Could the Alcatraz escapees still be alive? Could the brothers who escaped Alcatraz in 1962 have survived? Alcatraz Island in 2013. [Photo by Jamie Squire / Getty Images]A whole chorus of teen-aged girls have crossed Lake Ontario, a reported 32 mile-journey, reports the Toronto Star, and at least one woman swam the English Channel, reports Lost Swimming. Not to mention the woman that swam a 30 mile-route across the entire San Francisco Bay, as reported by the SF Gate. Each of these journeys would seem to make what the Alcatraz escapees faced comparatively tame.

The fact that many people enjoy water activities doesn’t negate that the fact that the men could have been attacked by a great white shark, but it would seem that the Alcatraz escapees could have survived the journey quite easily. There were only six “unprovoked shark attacks” up and down all of the California coast in 2014, according to the Los Angeles Times.

The artist Ai Weiwei “transformed the utilitarian” fixtures of the Alcatraz hospital into an art exhibit in late 2014 and early 2015 by filling them with carefully crafted ceramic flower petals. Thirty-six attempts were made by Alcatraz inmates to escape. Seven were killed by gunfire. Two are reported to have “drowned” and five, including the Anglin brothers and Frank Morris, are unaccounted for, according to Alcatraz History. The film Murder in the First deals with an Alcatraz inmate, said to be inspired by Henry Young, who spent long periods in solitary confinement, and casts a shadow on the treatment of prisoners at the penitentiary. The film received 7.3 out of 10 stars from IMDb users.

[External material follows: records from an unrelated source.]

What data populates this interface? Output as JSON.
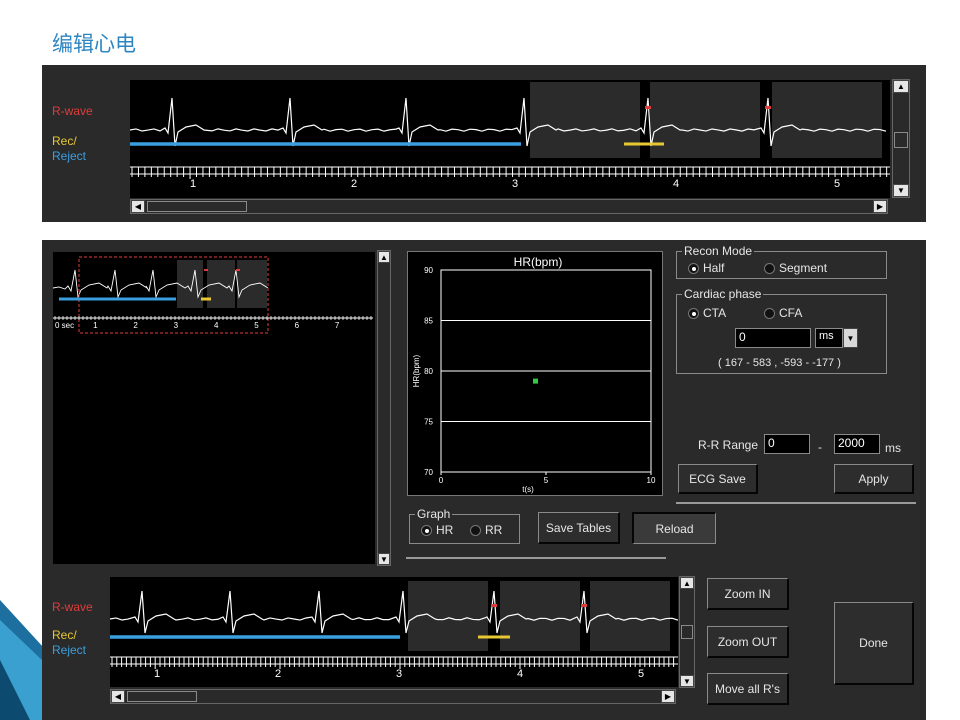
{
  "title": "编辑心电",
  "colors": {
    "rwave": "#e03b3b",
    "rec": "#e8c832",
    "reject": "#3a9fe0",
    "point": "#2ecc40",
    "panel": "#2a2a2a"
  },
  "labels": {
    "rwave": "R-wave",
    "rec": "Rec/",
    "reject": "Reject"
  },
  "top_strip": {
    "ticks": [
      "1",
      "2",
      "3",
      "4",
      "5"
    ]
  },
  "mini_strip": {
    "ticks": [
      "0 sec",
      "1",
      "2",
      "3",
      "4",
      "5",
      "6",
      "7"
    ]
  },
  "bottom_strip": {
    "ticks": [
      "1",
      "2",
      "3",
      "4",
      "5"
    ]
  },
  "chart_data": {
    "type": "scatter",
    "title": "HR(bpm)",
    "xlabel": "t(s)",
    "ylabel": "HR(bpm)",
    "xlim": [
      0,
      10
    ],
    "ylim": [
      70,
      90
    ],
    "x_ticks": [
      "0",
      "5",
      "10"
    ],
    "y_ticks": [
      "90",
      "85",
      "80",
      "75",
      "70"
    ],
    "grid": true,
    "points": [
      {
        "x": 4.5,
        "y": 79
      }
    ]
  },
  "recon_mode": {
    "label": "Recon Mode",
    "options": [
      "Half",
      "Segment"
    ],
    "selected": "Half"
  },
  "cardiac_phase": {
    "label": "Cardiac phase",
    "options": [
      "CTA",
      "CFA"
    ],
    "selected": "CTA",
    "value": "0",
    "unit": "ms",
    "range_text": "( 167 - 583 , -593 - -177 )"
  },
  "rr_range": {
    "label": "R-R Range",
    "min": "0",
    "dash": "-",
    "max": "2000",
    "unit": "ms"
  },
  "buttons": {
    "ecg_save": "ECG Save",
    "apply": "Apply",
    "save_tables": "Save Tables",
    "reload": "Reload",
    "zoom_in": "Zoom IN",
    "zoom_out": "Zoom OUT",
    "move_all": "Move all R's",
    "done": "Done"
  },
  "graph": {
    "label": "Graph",
    "options": [
      "HR",
      "RR"
    ],
    "selected": "HR"
  },
  "icons": {
    "scroll_up": "triangle-up-icon",
    "scroll_down": "triangle-down-icon",
    "scroll_left": "triangle-left-icon",
    "scroll_right": "triangle-right-icon",
    "dropdown": "dropdown-arrow-icon"
  }
}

According to users on Twitter who report to have watched the History Channel documentary, two of the Alcatraz escapees, brothers John and Clarence Anglin, appeared in photographs purported to have been taken in South America in 1975. Others on the social media platform professed a newfound belief that the escapees are “100% alive and still out there.”

David and Ken Widner are said to be the nephews of the Anglin brother escapees and are featured in the special. The program is titled, “Alcatraz: Search For The Truth.”

Are the Alcatraz escapees alive in Brazil? “Ai Weiwei’s ‘Blossom‘ installation” on Alcatraz Island. A new History Channel special investigates if escapees could have survived. [Photo by Justin Sullivan / Getty Images][Feature Photo by Jamie Squire / Getty Images]